The new classified policy guidance imposes tougher standards for when drone strikes can be authorized, limiting them to targets who pose “a continuing, imminent threat to Americans” and cannot feasibly be captured, according to government officials. The guidance also begins a process of phasing the C.I.A. out of the drone war and shifting operations to the Pentagon.
The guidance expresses the principle that the military should be in the lead and responsible for taking direct action even outside traditional war zones like Afghanistan, officials said. But Pakistan, where the C.I.A. has waged a robust campaign of air assaults on terrorism suspects in the tribal areas, will be grandfathered in for a transition period and remain under C.I.A. control.
That exception will be reviewed every six months as the government decides whether Al Qaeda has been neutralized enough in Pakistan and whether troops in Afghanistan can be protected. Officials said they anticipated that the eventual transfer of the C.I.A. drone program in Pakistan to the military would probably coincide with the withdrawal of combat units from Afghanistan at the end of 2014.
Even as he envisions scaling back the targeted killing, Mr. Obama embraced ideas to limit his own authority. He expressed openness to the idea of a secret court to oversee drone strikes, much like the intelligence court that authorizes secret wiretaps, or instead perhaps some sort of independent body within the executive branch. He did not outline a specific proposal, leaving it to Congress to consider something along those lines.
He also called on Congress to “refine and ultimately repeal” the authorization of force it passed in the aftermath of Sept. 11. Aides said he wanted it limited more clearly to combating Al Qaeda and affiliated groups so it could not be used to justify action against other terrorist or extremist organizations.
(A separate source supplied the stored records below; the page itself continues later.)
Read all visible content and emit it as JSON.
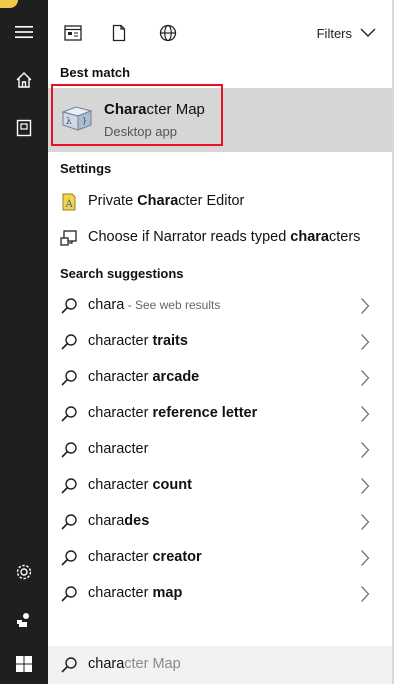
{
  "sidebar": {
    "items": [
      {
        "name": "hamburger-menu-icon"
      },
      {
        "name": "home-icon"
      },
      {
        "name": "notebook-icon"
      },
      {
        "name": "settings-gear-icon"
      },
      {
        "name": "feedback-icon"
      },
      {
        "name": "windows-start-icon"
      }
    ]
  },
  "topbar": {
    "tabs": [
      {
        "name": "apps-tab-icon"
      },
      {
        "name": "documents-tab-icon"
      },
      {
        "name": "web-tab-icon"
      }
    ],
    "filters_label": "Filters"
  },
  "best_match": {
    "heading": "Best match",
    "title_bold": "Chara",
    "title_rest": "cter Map",
    "subtitle": "Desktop app",
    "icon": "character-map-app-icon"
  },
  "settings": {
    "heading": "Settings",
    "items": [
      {
        "before": "Private ",
        "bold": "Chara",
        "after": "cter Editor",
        "icon": "private-character-editor-icon"
      },
      {
        "before": "Choose if Narrator reads typed ",
        "bold": "chara",
        "after": "cters",
        "icon": "narrator-settings-icon"
      }
    ]
  },
  "suggestions": {
    "heading": "Search suggestions",
    "items": [
      {
        "plain": "chara",
        "bold": "",
        "muted": " - See web results"
      },
      {
        "plain": "character",
        "bold": " traits",
        "muted": ""
      },
      {
        "plain": "character",
        "bold": " arcade",
        "muted": ""
      },
      {
        "plain": "character",
        "bold": " reference letter",
        "muted": ""
      },
      {
        "plain": "character",
        "bold": "",
        "muted": ""
      },
      {
        "plain": "character",
        "bold": " count",
        "muted": ""
      },
      {
        "plain": "chara",
        "bold": "des",
        "muted": ""
      },
      {
        "plain": "character",
        "bold": " creator",
        "muted": ""
      },
      {
        "plain": "character",
        "bold": " map",
        "muted": ""
      }
    ]
  },
  "search": {
    "typed": "chara",
    "completion": "cter Map"
  },
  "colors": {
    "sidebar_bg": "#1f1f1f",
    "highlight_bg": "#d6d6d6",
    "red_outline": "#e81123"
  }
}
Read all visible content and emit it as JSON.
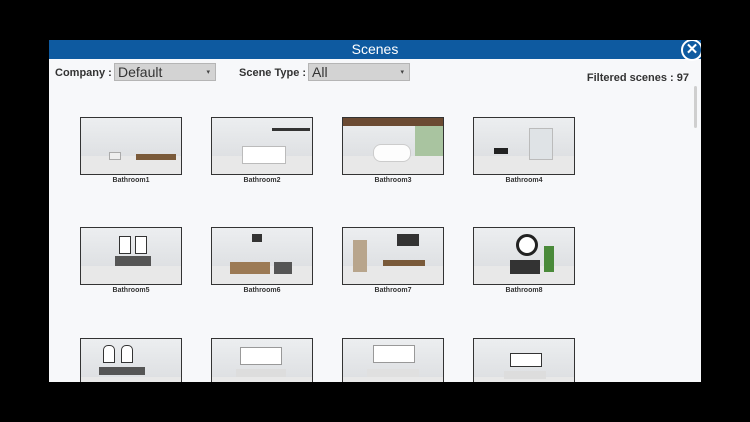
{
  "dialog": {
    "title": "Scenes",
    "close_label": "✕",
    "company_label": "Company :",
    "company_value": "Default",
    "scene_type_label": "Scene Type :",
    "scene_type_value": "All",
    "filtered_text": "Filtered scenes : 97"
  },
  "scenes": [
    {
      "name": "Bathroom1"
    },
    {
      "name": "Bathroom2"
    },
    {
      "name": "Bathroom3"
    },
    {
      "name": "Bathroom4"
    },
    {
      "name": "Bathroom5"
    },
    {
      "name": "Bathroom6"
    },
    {
      "name": "Bathroom7"
    },
    {
      "name": "Bathroom8"
    },
    {
      "name": ""
    },
    {
      "name": ""
    },
    {
      "name": ""
    },
    {
      "name": ""
    }
  ],
  "colors": {
    "titlebar": "#0e5aa0",
    "background": "#f7f8fa"
  }
}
In renewing his vow to close the Guantánamo prison, Mr. Obama highlighted one of his most prominent unkept promises from the 2008 presidential campaign. He came into office vowing to shutter the prison, which has become a symbol around the world of American excesses, within a year, but Congress moved to block him, and then he largely dropped the effort.
With 166 detainees still at the prison, Mr. Obama said he would reduce the population even without action by Congress. About half of the detainees have been cleared for return to their home countries, mostly Yemen. Mr. Obama said he was lifting a moratorium he imposed on sending detainees to Yemen, where a new president has inspired more faith in the White House that he would not allow recidivism.
The policy changes have been in the works for months as Mr. Obama has sought to reorient his national security strategy. The speech was his most comprehensive public discussion of counterterrorism since he took office, and at times he was almost ruminative, articulating both sides of the argument and weighing trade-offs out loud in a way presidents rarely do.
He said that the United States remained in danger from terrorists, as the attacks in Boston and Benghazi, Libya, have demonstrated, but that the nature of the threat “has shifted and evolved.” He noted that terrorists, including some radicalized at home, had carried out attacks, but less ambitious than the ones on Sept. 11.
“We have to take these threats seriously and do all that we can to confront them,” he said. “But as we shape our response, we have to recognize that the scale of this threat closely resembles the types of attacks we faced before 9/11.”
Eric Schmitt and Jonathan Weisman contributed reporting.
Original article on The New York Times